Water Hill Music Fest: a Neighborhood Party
May 07, 2012
It's only the 2nd year but it's already blown up. I guess that's what blowing up means.
A chunk of the Old West Side neighborhood of Ann Arbor thought it would be fun to all go out on their porches and play music some Spring Sunday and so that's what they did. People play music already, and hang out on porches. But this was to be a day for everyone to stroll around and say Hi.
It worked great. --Wham!
People are thirsty, itchin', for neighborhoods, for family music.
I suppose there have been some PR geniuses involved, though, because this kind of good thing just doesn't happen by itself. There's always a lot of sweat somewhere behind something that looks so easy, like it was always there.
Our family went and checked it out. I think it inspired our kids. I think they saw some things they hadn't seen before. Cool! I've been itchin' to show Henry, especially, some live music. In this paternalistic-yet-devasting society of ours, where backfiring law replaces dysfunctional family, he can't see live music at a bar at night even with his parents. (OK, if Lansing was a real town there might be an All-Ages club -- there has been -- but ain't of late.) So I don't think Henry had seen a live band until now -- and he's a drummer in a band himself!
Our pal Mike Woodruff lives in that neighborhood and often has front porch hangouts and backyard parties. It's supercool that so many went along with the plan to have a whole day for that kind of thing.

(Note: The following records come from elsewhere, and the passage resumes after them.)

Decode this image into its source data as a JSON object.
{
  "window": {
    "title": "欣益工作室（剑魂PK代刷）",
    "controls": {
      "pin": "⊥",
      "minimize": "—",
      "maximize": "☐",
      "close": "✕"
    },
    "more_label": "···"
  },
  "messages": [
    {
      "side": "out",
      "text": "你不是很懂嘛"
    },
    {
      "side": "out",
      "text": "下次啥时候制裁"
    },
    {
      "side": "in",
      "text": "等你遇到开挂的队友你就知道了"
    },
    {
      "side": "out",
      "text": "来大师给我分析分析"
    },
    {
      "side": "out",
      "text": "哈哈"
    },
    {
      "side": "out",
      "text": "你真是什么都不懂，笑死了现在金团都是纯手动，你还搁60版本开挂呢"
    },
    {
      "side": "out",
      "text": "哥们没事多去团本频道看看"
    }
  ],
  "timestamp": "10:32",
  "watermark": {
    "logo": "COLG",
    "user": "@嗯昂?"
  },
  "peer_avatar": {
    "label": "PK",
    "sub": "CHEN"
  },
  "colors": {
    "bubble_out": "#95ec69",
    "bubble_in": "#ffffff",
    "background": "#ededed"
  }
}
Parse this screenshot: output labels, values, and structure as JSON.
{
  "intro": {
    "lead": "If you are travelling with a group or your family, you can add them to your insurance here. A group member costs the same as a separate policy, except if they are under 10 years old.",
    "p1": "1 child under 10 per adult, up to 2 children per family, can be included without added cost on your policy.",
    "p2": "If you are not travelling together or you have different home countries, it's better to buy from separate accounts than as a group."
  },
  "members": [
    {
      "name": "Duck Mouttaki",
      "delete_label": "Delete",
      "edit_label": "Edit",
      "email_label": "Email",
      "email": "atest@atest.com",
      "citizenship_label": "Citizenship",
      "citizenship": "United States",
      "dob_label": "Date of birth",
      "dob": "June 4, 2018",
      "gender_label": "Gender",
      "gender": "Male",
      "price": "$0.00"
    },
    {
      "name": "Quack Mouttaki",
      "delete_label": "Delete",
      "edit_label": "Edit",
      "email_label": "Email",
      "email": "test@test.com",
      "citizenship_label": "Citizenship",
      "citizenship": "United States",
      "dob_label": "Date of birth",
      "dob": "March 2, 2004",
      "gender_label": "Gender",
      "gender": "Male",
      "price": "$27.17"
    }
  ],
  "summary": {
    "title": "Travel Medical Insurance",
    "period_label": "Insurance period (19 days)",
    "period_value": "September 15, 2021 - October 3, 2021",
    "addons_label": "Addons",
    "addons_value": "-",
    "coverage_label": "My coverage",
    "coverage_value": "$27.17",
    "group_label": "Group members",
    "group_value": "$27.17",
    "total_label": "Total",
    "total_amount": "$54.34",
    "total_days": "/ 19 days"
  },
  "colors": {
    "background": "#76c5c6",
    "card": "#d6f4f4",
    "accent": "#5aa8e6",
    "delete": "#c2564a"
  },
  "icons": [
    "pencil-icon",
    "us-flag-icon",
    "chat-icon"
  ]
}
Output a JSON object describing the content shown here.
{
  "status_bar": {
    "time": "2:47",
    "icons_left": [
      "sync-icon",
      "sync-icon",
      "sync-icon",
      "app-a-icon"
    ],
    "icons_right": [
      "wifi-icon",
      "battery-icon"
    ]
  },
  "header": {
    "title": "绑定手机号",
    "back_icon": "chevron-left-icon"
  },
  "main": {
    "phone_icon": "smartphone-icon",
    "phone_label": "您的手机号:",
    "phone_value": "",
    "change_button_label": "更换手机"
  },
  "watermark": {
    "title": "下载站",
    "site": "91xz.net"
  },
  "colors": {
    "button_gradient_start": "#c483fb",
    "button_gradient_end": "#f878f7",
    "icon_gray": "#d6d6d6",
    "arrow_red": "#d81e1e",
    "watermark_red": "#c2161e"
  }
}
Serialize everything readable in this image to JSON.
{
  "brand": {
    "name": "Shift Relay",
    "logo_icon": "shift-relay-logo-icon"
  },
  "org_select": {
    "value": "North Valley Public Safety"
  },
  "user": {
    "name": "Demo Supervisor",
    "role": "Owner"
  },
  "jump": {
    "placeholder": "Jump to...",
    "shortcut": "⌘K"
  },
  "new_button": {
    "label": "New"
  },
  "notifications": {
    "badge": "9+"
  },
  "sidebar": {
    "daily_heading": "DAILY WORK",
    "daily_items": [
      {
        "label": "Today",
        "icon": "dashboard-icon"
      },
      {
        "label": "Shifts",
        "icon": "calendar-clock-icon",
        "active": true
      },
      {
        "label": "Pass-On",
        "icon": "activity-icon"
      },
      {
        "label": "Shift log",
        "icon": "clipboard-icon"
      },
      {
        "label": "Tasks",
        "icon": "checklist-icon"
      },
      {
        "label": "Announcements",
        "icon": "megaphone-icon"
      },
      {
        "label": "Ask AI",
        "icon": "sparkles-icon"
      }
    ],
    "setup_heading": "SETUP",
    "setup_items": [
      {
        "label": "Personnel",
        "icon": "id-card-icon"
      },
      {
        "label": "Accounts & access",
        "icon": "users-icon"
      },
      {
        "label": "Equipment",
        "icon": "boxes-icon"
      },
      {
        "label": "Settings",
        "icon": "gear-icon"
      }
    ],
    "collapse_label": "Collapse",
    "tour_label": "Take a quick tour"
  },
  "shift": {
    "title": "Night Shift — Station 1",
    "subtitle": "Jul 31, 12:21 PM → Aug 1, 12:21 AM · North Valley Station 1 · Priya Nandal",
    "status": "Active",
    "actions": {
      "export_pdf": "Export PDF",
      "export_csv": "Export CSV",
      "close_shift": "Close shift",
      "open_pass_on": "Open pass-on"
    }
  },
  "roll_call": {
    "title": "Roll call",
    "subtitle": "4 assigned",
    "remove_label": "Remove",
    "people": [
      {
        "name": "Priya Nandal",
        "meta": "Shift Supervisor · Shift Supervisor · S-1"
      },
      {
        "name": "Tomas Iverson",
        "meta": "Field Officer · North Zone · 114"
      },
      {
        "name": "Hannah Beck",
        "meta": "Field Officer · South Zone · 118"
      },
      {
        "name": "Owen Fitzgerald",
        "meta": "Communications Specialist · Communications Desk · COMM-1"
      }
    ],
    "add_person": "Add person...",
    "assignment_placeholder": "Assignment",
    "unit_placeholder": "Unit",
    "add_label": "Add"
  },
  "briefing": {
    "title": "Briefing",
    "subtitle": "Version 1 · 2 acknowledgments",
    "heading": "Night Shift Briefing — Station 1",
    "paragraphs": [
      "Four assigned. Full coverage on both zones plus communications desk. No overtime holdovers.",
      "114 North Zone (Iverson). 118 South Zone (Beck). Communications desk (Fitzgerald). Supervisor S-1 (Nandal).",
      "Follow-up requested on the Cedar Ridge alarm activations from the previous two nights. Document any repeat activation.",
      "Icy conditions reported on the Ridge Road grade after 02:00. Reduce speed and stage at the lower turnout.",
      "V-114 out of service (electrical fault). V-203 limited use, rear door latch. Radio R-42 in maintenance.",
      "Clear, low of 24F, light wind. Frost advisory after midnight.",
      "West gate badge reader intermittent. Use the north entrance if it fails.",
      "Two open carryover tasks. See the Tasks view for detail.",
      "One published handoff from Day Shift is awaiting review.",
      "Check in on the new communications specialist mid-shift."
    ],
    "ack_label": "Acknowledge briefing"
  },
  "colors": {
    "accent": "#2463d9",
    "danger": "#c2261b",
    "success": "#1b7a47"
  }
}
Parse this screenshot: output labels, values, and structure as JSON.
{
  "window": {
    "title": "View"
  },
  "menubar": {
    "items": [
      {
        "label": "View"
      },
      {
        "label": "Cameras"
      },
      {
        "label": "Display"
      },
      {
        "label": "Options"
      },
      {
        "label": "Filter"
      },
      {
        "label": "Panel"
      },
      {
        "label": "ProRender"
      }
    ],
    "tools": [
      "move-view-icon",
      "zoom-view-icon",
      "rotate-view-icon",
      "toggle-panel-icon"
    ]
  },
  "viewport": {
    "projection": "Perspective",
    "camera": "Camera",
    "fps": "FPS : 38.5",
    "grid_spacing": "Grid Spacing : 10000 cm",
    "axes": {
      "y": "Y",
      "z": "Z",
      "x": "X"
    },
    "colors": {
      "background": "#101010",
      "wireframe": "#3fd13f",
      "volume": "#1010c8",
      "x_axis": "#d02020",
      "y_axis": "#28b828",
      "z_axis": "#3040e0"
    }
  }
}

It shouldn't be too hard to keep it good. I'm sure some folks are already concerned about it getting outta hand but all seems well. The cars idle calmly through the peds in the streets. I didn't see any stress.
Sure, many communities and even neighborhoods have parties. This seemed a bit more laid back than usual. It's just a local thing, not a real big deal.
The Dally in the Alley is the huge block party in the Cass Corridor of Detroit -- that's a special thing, too -- but tons bigger, with real event permits, etc. And, of course, downtown music fests are a dime-a-dozen. But they're neat, too: like parades and parking lot amusement rides. It's always great to get out, wander and see your neighbors.
Bring the Farmer's Market to the 'hood, why not.
Of course, Ann Arbor is great for this kind of thing. Always trying to "get it together."
Plain old block parties are cool, too -- and they're everywhere. After a day of garage sales, maybe, just rope it off, bring out the band and the chairs and food tables -- can't beat it! Here's to the block parties, porches, yards and neighborhoods!
There were, what, 50 houses in on the action in a 10 block area. How many bands? 100? More than half seemed to be all-acoustic. There was strummin' and drummin' and heavy metal: all kinds.
We saw a lot of people we knew even though we don't live around there anymore. It's a small world when you just walk around.
Here's their site: waterhill.org
The poster. T-shirts were available, too.
One of the porches.
Henry liked them.
All kinds of neat people, outfits, vehicles, bikes, motos, cars. And kids sitting in the streets petting puppies. It all worked out.
I missed getting a pic of this guy in his big Indian headdress, but this band had a quirky 80's rhythm style with no trace of hiphop. 2 girls and a guy. One of the gals played a screechy sax, the other a beatup old synth that had rows of colored lights she pressed. Shades of the Talking Heads! ...Dancing in the streets, sweat and confetti -- daytime clubbin'! (Our kids approved.)